#### What to work on
What you return must match the entries word for word, minus the pictures.
+++ Given records
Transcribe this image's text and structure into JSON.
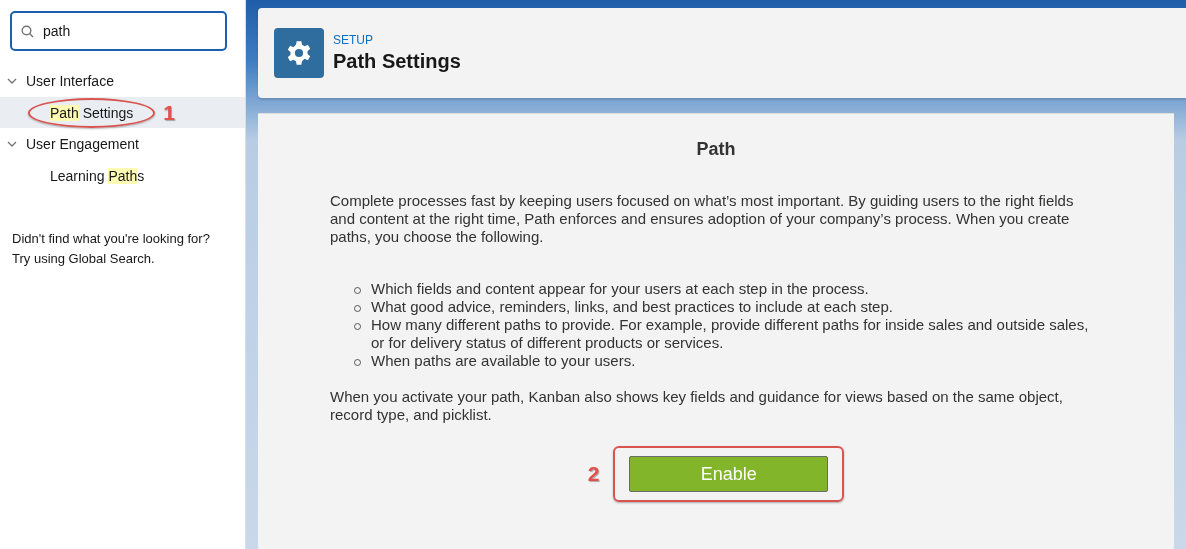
{
  "sidebar": {
    "search": {
      "value": "path"
    },
    "groups": [
      {
        "label": "User Interface",
        "expanded": true,
        "children": [
          {
            "parts": [
              {
                "text": "Path",
                "highlight": true
              },
              {
                "text": " Settings",
                "highlight": false
              }
            ],
            "selected": true,
            "callout": "1"
          }
        ]
      },
      {
        "label": "User Engagement",
        "expanded": true,
        "children": [
          {
            "parts": [
              {
                "text": "Learning ",
                "highlight": false
              },
              {
                "text": "Path",
                "highlight": true
              },
              {
                "text": "s",
                "highlight": false
              }
            ],
            "selected": false
          }
        ]
      }
    ],
    "help": [
      "Didn't find what you're looking for?",
      "Try using Global Search."
    ]
  },
  "header": {
    "eyebrow": "SETUP",
    "title": "Path Settings"
  },
  "content": {
    "title": "Path",
    "intro": "Complete processes fast by keeping users focused on what’s most important. By guiding users to the right fields and content at the right time, Path enforces and ensures adoption of your company’s process. When you create paths, you choose the following.",
    "bullets": [
      "Which fields and content appear for your users at each step in the process.",
      "What good advice, reminders, links, and best practices to include at each step.",
      "How many different paths to provide. For example, provide different paths for inside sales and outside sales, or for delivery status of different products or services.",
      "When paths are available to your users."
    ],
    "outro": "When you activate your path, Kanban also shows key fields and guidance for views based on the same object, record type, and picklist.",
    "button": {
      "label": "Enable",
      "callout": "2"
    }
  }
}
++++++
#### Response area
Transcribe this image's text and structure into JSON.
{
  "sidebar": {
    "search": {
      "value": "path"
    },
    "groups": [
      {
        "label": "User Interface",
        "expanded": true,
        "children": [
          {
            "parts": [
              {
                "text": "Path",
                "highlight": true
              },
              {
                "text": " Settings",
                "highlight": false
              }
            ],
            "selected": true,
            "callout": "1"
          }
        ]
      },
      {
        "label": "User Engagement",
        "expanded": true,
        "children": [
          {
            "parts": [
              {
                "text": "Learning ",
                "highlight": false
              },
              {
                "text": "Path",
                "highlight": true
              },
              {
                "text": "s",
                "highlight": false
              }
            ],
            "selected": false
          }
        ]
      }
    ],
    "help": [
      "Didn't find what you're looking for?",
      "Try using Global Search."
    ]
  },
  "header": {
    "eyebrow": "SETUP",
    "title": "Path Settings"
  },
  "content": {
    "title": "Path",
    "intro": "Complete processes fast by keeping users focused on what’s most important. By guiding users to the right fields and content at the right time, Path enforces and ensures adoption of your company’s process. When you create paths, you choose the following.",
    "bullets": [
      "Which fields and content appear for your users at each step in the process.",
      "What good advice, reminders, links, and best practices to include at each step.",
      "How many different paths to provide. For example, provide different paths for inside sales and outside sales, or for delivery status of different products or services.",
      "When paths are available to your users."
    ],
    "outro": "When you activate your path, Kanban also shows key fields and guidance for views based on the same object, record type, and picklist.",
    "button": {
      "label": "Enable",
      "callout": "2"
    }
  }
}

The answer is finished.